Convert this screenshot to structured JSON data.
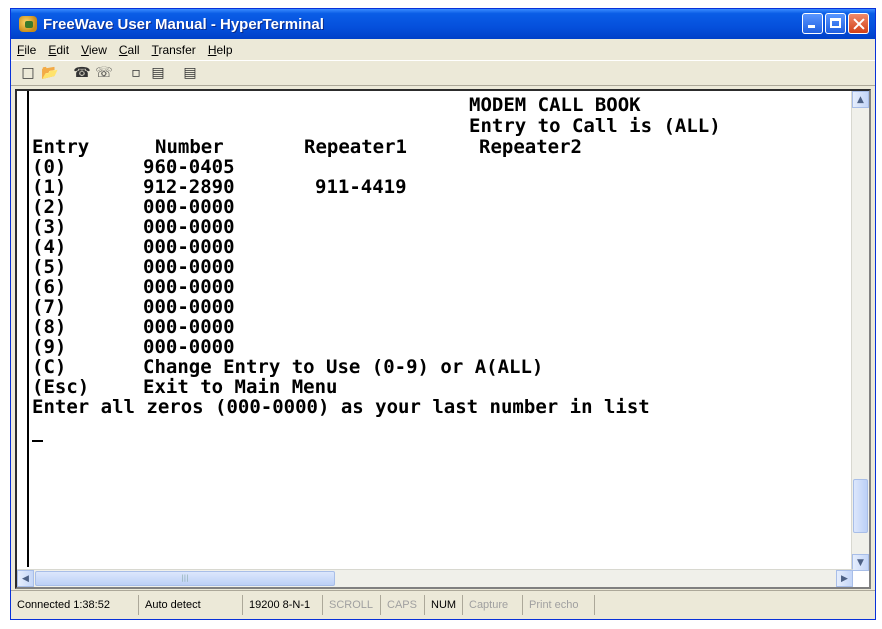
{
  "window": {
    "title": "FreeWave User Manual - HyperTerminal"
  },
  "menu": [
    "File",
    "Edit",
    "View",
    "Call",
    "Transfer",
    "Help"
  ],
  "toolbar_icons": [
    "new-icon",
    "open-icon",
    "disconnect-icon",
    "dial-icon",
    "send-icon",
    "receive-icon",
    "properties-icon"
  ],
  "terminal": {
    "title": "MODEM CALL BOOK",
    "subtitle": "Entry to Call is (ALL)",
    "headers": {
      "entry": "Entry",
      "number": "Number",
      "repeater1": "Repeater1",
      "repeater2": "Repeater2"
    },
    "rows": [
      {
        "entry": "(0)",
        "number": "960-0405",
        "repeater1": ""
      },
      {
        "entry": "(1)",
        "number": "912-2890",
        "repeater1": "911-4419"
      },
      {
        "entry": "(2)",
        "number": "000-0000",
        "repeater1": ""
      },
      {
        "entry": "(3)",
        "number": "000-0000",
        "repeater1": ""
      },
      {
        "entry": "(4)",
        "number": "000-0000",
        "repeater1": ""
      },
      {
        "entry": "(5)",
        "number": "000-0000",
        "repeater1": ""
      },
      {
        "entry": "(6)",
        "number": "000-0000",
        "repeater1": ""
      },
      {
        "entry": "(7)",
        "number": "000-0000",
        "repeater1": ""
      },
      {
        "entry": "(8)",
        "number": "000-0000",
        "repeater1": ""
      },
      {
        "entry": "(9)",
        "number": "000-0000",
        "repeater1": ""
      }
    ],
    "option_c": {
      "key": "(C)",
      "text": "Change Entry to Use (0-9) or A(ALL)"
    },
    "option_esc": {
      "key": "(Esc)",
      "text": "Exit to Main Menu"
    },
    "footer": "Enter all zeros (000-0000) as your last number in list"
  },
  "status": {
    "connected": "Connected 1:38:52",
    "detect": "Auto detect",
    "port": "19200 8-N-1",
    "scroll": "SCROLL",
    "caps": "CAPS",
    "num": "NUM",
    "capture": "Capture",
    "print_echo": "Print echo"
  }
}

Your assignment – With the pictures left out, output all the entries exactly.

Written answer –
Convert this screenshot to structured JSON data.
{
  "window": {
    "title": "FreeWave User Manual - HyperTerminal"
  },
  "menu": [
    "File",
    "Edit",
    "View",
    "Call",
    "Transfer",
    "Help"
  ],
  "toolbar_icons": [
    "new-icon",
    "open-icon",
    "disconnect-icon",
    "dial-icon",
    "send-icon",
    "receive-icon",
    "properties-icon"
  ],
  "terminal": {
    "title": "MODEM CALL BOOK",
    "subtitle": "Entry to Call is (ALL)",
    "headers": {
      "entry": "Entry",
      "number": "Number",
      "repeater1": "Repeater1",
      "repeater2": "Repeater2"
    },
    "rows": [
      {
        "entry": "(0)",
        "number": "960-0405",
        "repeater1": ""
      },
      {
        "entry": "(1)",
        "number": "912-2890",
        "repeater1": "911-4419"
      },
      {
        "entry": "(2)",
        "number": "000-0000",
        "repeater1": ""
      },
      {
        "entry": "(3)",
        "number": "000-0000",
        "repeater1": ""
      },
      {
        "entry": "(4)",
        "number": "000-0000",
        "repeater1": ""
      },
      {
        "entry": "(5)",
        "number": "000-0000",
        "repeater1": ""
      },
      {
        "entry": "(6)",
        "number": "000-0000",
        "repeater1": ""
      },
      {
        "entry": "(7)",
        "number": "000-0000",
        "repeater1": ""
      },
      {
        "entry": "(8)",
        "number": "000-0000",
        "repeater1": ""
      },
      {
        "entry": "(9)",
        "number": "000-0000",
        "repeater1": ""
      }
    ],
    "option_c": {
      "key": "(C)",
      "text": "Change Entry to Use (0-9) or A(ALL)"
    },
    "option_esc": {
      "key": "(Esc)",
      "text": "Exit to Main Menu"
    },
    "footer": "Enter all zeros (000-0000) as your last number in list"
  },
  "status": {
    "connected": "Connected 1:38:52",
    "detect": "Auto detect",
    "port": "19200 8-N-1",
    "scroll": "SCROLL",
    "caps": "CAPS",
    "num": "NUM",
    "capture": "Capture",
    "print_echo": "Print echo"
  }
}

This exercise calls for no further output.